“In the midst of this campaign, there were once 14 contenders,” she stated in a recent email fundraising appeal following DeSantis’ withdrawal. “But today, it’s officially a head-to-head race between me and Donald Trump!“
However, Haley’s anticipated showdown with Trump in the state-by-state Republican presidential candidate selection may not unfold as she had envisioned. The recent thinning of the 14-person field has predominantly favored the former president.
Initially, DeSantis surpassed Haley for second place in the Iowa caucuses, depriving her of significant momentum as they approached the New Hampshire primary on Tuesday. The day after Trump’s substantial victory in Iowa, another presidential rival, Vivek Ramaswamy, exited the race and threw his support behind Trump, generating additional headlines.
Now, with DeSantis out of contention as well, he, like Ramaswamy, has endorsed Trump, though with somewhat less enthusiasm. The Florida governor directed most of his criticism toward Haley, labeling the former US ambassador to the UN as part of “the old Republican guard of yesteryear – a repackaged form of warmed-over corporatism.” This line of attack, portraying Haley as an elite-loving globalist, has been a focal point of Trump’s recent criticism against his former Cabinet member.
It took six days for the DeSantis campaign to navigate through the stages of political grief and accept the decision. Nevertheless, the timing and manner of his withdrawal may have ultimately contributed to sealing Trump’s victory.
Most public opinion surveys suggest that a significant majority of DeSantis supporters view Trump as their next preferred candidate, indicating that DeSantis’s exit could work to Trump’s advantage.
For instance, a recent CNN/University of New Hampshire poll released on Sunday revealed that 62% of DeSantis backers in the state listed Trump as their second choice, while only 30% chose Haley.
These statistics pose a challenge for the former South Carolina governor, who has concentrated her efforts on New Hampshire, believing it to be the key to bolstering her campaign and posing a serious challenge to Trump.
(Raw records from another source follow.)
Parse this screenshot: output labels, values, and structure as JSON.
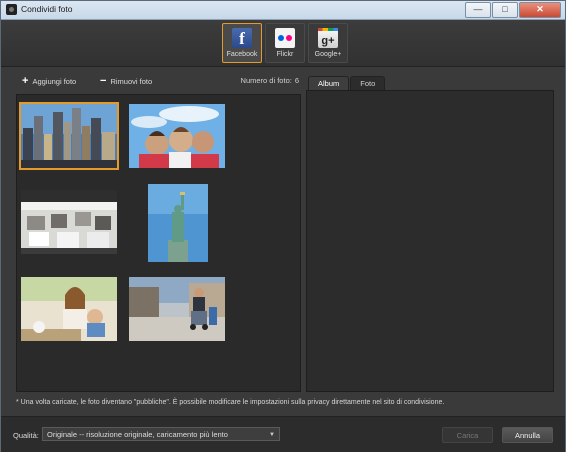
{
  "window": {
    "title": "Condividi foto",
    "controls": {
      "minimize": "—",
      "maximize": "□",
      "close": "✕"
    }
  },
  "services": [
    {
      "label": "Facebook",
      "icon": "facebook-icon",
      "active": true
    },
    {
      "label": "Flickr",
      "icon": "flickr-icon",
      "active": false
    },
    {
      "label": "Google+",
      "icon": "google-plus-icon",
      "active": false
    }
  ],
  "toolbar": {
    "add_label": "Aggiungi foto",
    "remove_label": "Rimuovi foto",
    "count_label": "Numero di foto:",
    "count_value": "6"
  },
  "photos": [
    {
      "name": "city-skyline",
      "selected": true
    },
    {
      "name": "friends-lying",
      "selected": false
    },
    {
      "name": "cafe-chairs",
      "selected": false
    },
    {
      "name": "statue-of-liberty",
      "selected": false
    },
    {
      "name": "woman-child-table",
      "selected": false
    },
    {
      "name": "mother-stroller",
      "selected": false
    }
  ],
  "tabs": [
    {
      "label": "Album",
      "active": true
    },
    {
      "label": "Foto",
      "active": false
    }
  ],
  "note": "* Una volta caricate, le foto diventano \"pubbliche\". È possibile modificare le impostazioni sulla privacy direttamente nel sito di condivisione.",
  "footer": {
    "quality_label": "Qualità:",
    "quality_value": "Originale -- risoluzione originale, caricamento più lento",
    "upload_label": "Carica",
    "cancel_label": "Annulla"
  },
  "colors": {
    "accent": "#e49b2c",
    "panel": "#2a2a2a"
  }
}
In theory, her strategy seemed sound, given that the state’s Republican primary is open to both independent voters and party members, providing an opportunity for moderates opposed to Trump’s conservative populism to have a say. Additionally, with 37% of the population being college graduates, a demographic where Haley is stronger, the state appeared promising.
While Haley has experienced a rise in support in recent months, positioning herself as the clear alternative for those dissatisfied with the former president, the question remains whether her people skills and more moderate message will be sufficient.
Despite her campaign being characterized as a throwback to the pre-Trump era in the Republican Party, emphasizing compromise over grievance politics and conspiracy theories, Haley’s challenge lies in proving that not being Trump and delivering a moderate message alone can secure victory.
If she fails to surpass Trump in New Hampshire, the path forward becomes uncertain, especially in her South Carolina home where Trump enjoys immense popularity and the backing of almost every other state Republican official.
For anti-Trump Republicans, the longstanding lament has been that the majority in the party doesn’t want him as the nominee again, but the field against him remains divided. The hope has always been that uniting behind one candidate would bring victory within reach. On Tuesday in New Hampshire, that theory will finally face a decisive test.